Website and app data records:
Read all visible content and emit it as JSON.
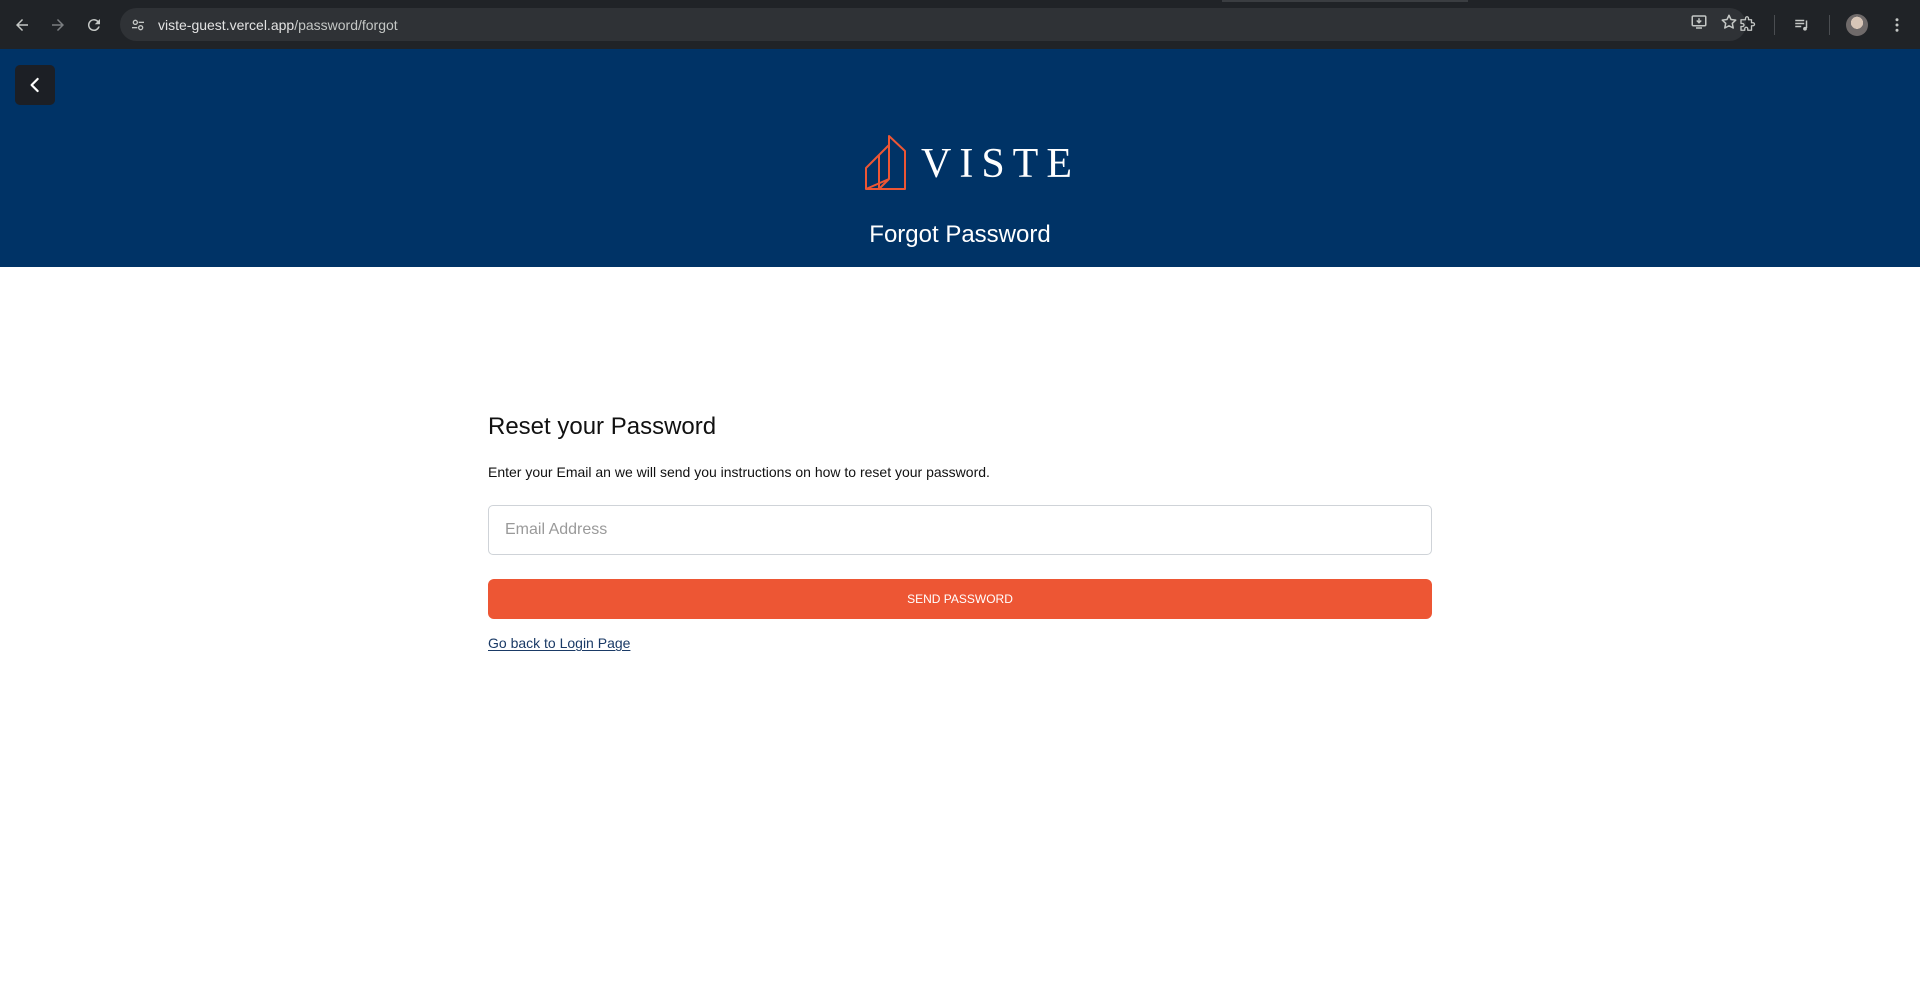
{
  "browser": {
    "url_host": "viste-guest.vercel.app",
    "url_path": "/password/forgot"
  },
  "header": {
    "brand_name": "VISTE",
    "page_title": "Forgot Password"
  },
  "form": {
    "heading": "Reset your Password",
    "instructions": "Enter your Email an we will send you instructions on how to reset your password.",
    "email_placeholder": "Email Address",
    "email_value": "",
    "submit_label": "SEND PASSWORD",
    "back_link": "Go back to Login Page"
  },
  "colors": {
    "header_bg": "#003366",
    "accent": "#ed5634",
    "browser_chrome": "#202327"
  },
  "icons": {
    "browser_back": "arrow-left-icon",
    "browser_forward": "arrow-right-icon",
    "browser_reload": "reload-icon",
    "site_info": "tune-icon",
    "install": "install-app-icon",
    "bookmark": "star-icon",
    "extensions": "puzzle-icon",
    "media": "media-controls-icon",
    "menu": "kebab-menu-icon",
    "page_back": "chevron-left-icon"
  }
}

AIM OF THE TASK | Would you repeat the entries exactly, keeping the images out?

ANSWER BELOW |
Read all visible content and emit it as JSON.
{
  "browser": {
    "url_host": "viste-guest.vercel.app",
    "url_path": "/password/forgot"
  },
  "header": {
    "brand_name": "VISTE",
    "page_title": "Forgot Password"
  },
  "form": {
    "heading": "Reset your Password",
    "instructions": "Enter your Email an we will send you instructions on how to reset your password.",
    "email_placeholder": "Email Address",
    "email_value": "",
    "submit_label": "SEND PASSWORD",
    "back_link": "Go back to Login Page"
  },
  "colors": {
    "header_bg": "#003366",
    "accent": "#ed5634",
    "browser_chrome": "#202327"
  },
  "icons": {
    "browser_back": "arrow-left-icon",
    "browser_forward": "arrow-right-icon",
    "browser_reload": "reload-icon",
    "site_info": "tune-icon",
    "install": "install-app-icon",
    "bookmark": "star-icon",
    "extensions": "puzzle-icon",
    "media": "media-controls-icon",
    "menu": "kebab-menu-icon",
    "page_back": "chevron-left-icon"
  }
}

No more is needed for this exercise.